---- Data shown

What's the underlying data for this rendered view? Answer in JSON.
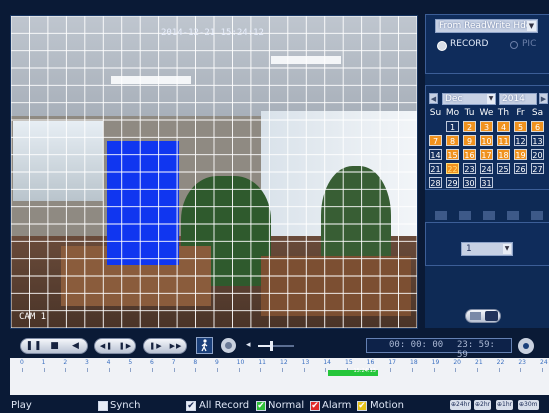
{
  "video": {
    "timestamp": "2014-12-21 15:24:12",
    "channel_label": "CAM 1"
  },
  "source_panel": {
    "source_select": "From ReadWrite Hdd",
    "record_option": "RECORD",
    "pic_option": "PIC",
    "selected_option": "RECORD"
  },
  "calendar": {
    "month": "Dec",
    "year": "2014",
    "prev_icon": "chevron-left-icon",
    "next_icon": "chevron-right-icon",
    "weekdays": [
      "Su",
      "Mo",
      "Tu",
      "We",
      "Th",
      "Fr",
      "Sa"
    ],
    "weeks": [
      [
        "",
        "1",
        "2",
        "3",
        "4",
        "5",
        "6"
      ],
      [
        "7",
        "8",
        "9",
        "10",
        "11",
        "12",
        "13"
      ],
      [
        "14",
        "15",
        "16",
        "17",
        "18",
        "19",
        "20"
      ],
      [
        "21",
        "22",
        "23",
        "24",
        "25",
        "26",
        "27"
      ],
      [
        "28",
        "29",
        "30",
        "31",
        "",
        "",
        ""
      ]
    ],
    "recorded_days": [
      "2",
      "3",
      "4",
      "5",
      "6",
      "7",
      "8",
      "9",
      "10",
      "11",
      "15",
      "16",
      "17",
      "18",
      "19",
      "22"
    ],
    "selected_day": "22"
  },
  "window_split": {
    "icons": [
      "single-window-icon",
      "quad-window-icon",
      "nine-window-icon",
      "sixteen-window-icon",
      "fullscreen-icon"
    ]
  },
  "channel_select": {
    "value": "1"
  },
  "view_toggle": {
    "icons": [
      "search-list-icon",
      "file-list-icon"
    ]
  },
  "controls": {
    "play_pause_label": "❚❚",
    "stop_label": "■",
    "reverse_label": "◀",
    "slow_back_label": "◀❚",
    "slow_forward_label": "❚▶",
    "step_forward_label": "❚▶",
    "fast_forward_label": "▶▶",
    "smart_search_icon": "person-walking-icon",
    "snapshot_icon": "camera-icon",
    "volume_icon": "speaker-icon",
    "volume_level": 0.35,
    "clip_icon": "film-clip-icon",
    "time_start": "00: 00: 00",
    "time_end": "23: 59: 59",
    "backup_icon": "backup-disc-icon"
  },
  "timeline": {
    "hour_labels": [
      "0",
      "1",
      "2",
      "3",
      "4",
      "5",
      "6",
      "7",
      "8",
      "9",
      "10",
      "11",
      "12",
      "13",
      "14",
      "15",
      "16",
      "17",
      "18",
      "19",
      "20",
      "21",
      "22",
      "23",
      "24"
    ],
    "record_start_hour": 14.1,
    "record_end_hour": 16.45,
    "cursor_label": "15:24:13",
    "record_color": "#25c63a"
  },
  "bottom_bar": {
    "mode_label": "Play",
    "synch_label": "Synch",
    "synch_checked": false,
    "all_record_label": "All Record",
    "normal_label": "Normal",
    "alarm_label": "Alarm",
    "motion_label": "Motion",
    "zoom_labels": [
      "24hr",
      "2hr",
      "1hr",
      "30m"
    ],
    "colors": {
      "normal": "#2fbf3a",
      "alarm": "#e02a2a",
      "motion": "#e5c21a"
    }
  }
}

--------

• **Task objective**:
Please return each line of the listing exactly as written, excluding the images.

• **Exercise output**:
What's the underlying data for this rendered view? Answer in JSON.
{
  "video": {
    "timestamp": "2014-12-21 15:24:12",
    "channel_label": "CAM 1"
  },
  "source_panel": {
    "source_select": "From ReadWrite Hdd",
    "record_option": "RECORD",
    "pic_option": "PIC",
    "selected_option": "RECORD"
  },
  "calendar": {
    "month": "Dec",
    "year": "2014",
    "prev_icon": "chevron-left-icon",
    "next_icon": "chevron-right-icon",
    "weekdays": [
      "Su",
      "Mo",
      "Tu",
      "We",
      "Th",
      "Fr",
      "Sa"
    ],
    "weeks": [
      [
        "",
        "1",
        "2",
        "3",
        "4",
        "5",
        "6"
      ],
      [
        "7",
        "8",
        "9",
        "10",
        "11",
        "12",
        "13"
      ],
      [
        "14",
        "15",
        "16",
        "17",
        "18",
        "19",
        "20"
      ],
      [
        "21",
        "22",
        "23",
        "24",
        "25",
        "26",
        "27"
      ],
      [
        "28",
        "29",
        "30",
        "31",
        "",
        "",
        ""
      ]
    ],
    "recorded_days": [
      "2",
      "3",
      "4",
      "5",
      "6",
      "7",
      "8",
      "9",
      "10",
      "11",
      "15",
      "16",
      "17",
      "18",
      "19",
      "22"
    ],
    "selected_day": "22"
  },
  "window_split": {
    "icons": [
      "single-window-icon",
      "quad-window-icon",
      "nine-window-icon",
      "sixteen-window-icon",
      "fullscreen-icon"
    ]
  },
  "channel_select": {
    "value": "1"
  },
  "view_toggle": {
    "icons": [
      "search-list-icon",
      "file-list-icon"
    ]
  },
  "controls": {
    "play_pause_label": "❚❚",
    "stop_label": "■",
    "reverse_label": "◀",
    "slow_back_label": "◀❚",
    "slow_forward_label": "❚▶",
    "step_forward_label": "❚▶",
    "fast_forward_label": "▶▶",
    "smart_search_icon": "person-walking-icon",
    "snapshot_icon": "camera-icon",
    "volume_icon": "speaker-icon",
    "volume_level": 0.35,
    "clip_icon": "film-clip-icon",
    "time_start": "00: 00: 00",
    "time_end": "23: 59: 59",
    "backup_icon": "backup-disc-icon"
  },
  "timeline": {
    "hour_labels": [
      "0",
      "1",
      "2",
      "3",
      "4",
      "5",
      "6",
      "7",
      "8",
      "9",
      "10",
      "11",
      "12",
      "13",
      "14",
      "15",
      "16",
      "17",
      "18",
      "19",
      "20",
      "21",
      "22",
      "23",
      "24"
    ],
    "record_start_hour": 14.1,
    "record_end_hour": 16.45,
    "cursor_label": "15:24:13",
    "record_color": "#25c63a"
  },
  "bottom_bar": {
    "mode_label": "Play",
    "synch_label": "Synch",
    "synch_checked": false,
    "all_record_label": "All Record",
    "normal_label": "Normal",
    "alarm_label": "Alarm",
    "motion_label": "Motion",
    "zoom_labels": [
      "24hr",
      "2hr",
      "1hr",
      "30m"
    ],
    "colors": {
      "normal": "#2fbf3a",
      "alarm": "#e02a2a",
      "motion": "#e5c21a"
    }
  }
}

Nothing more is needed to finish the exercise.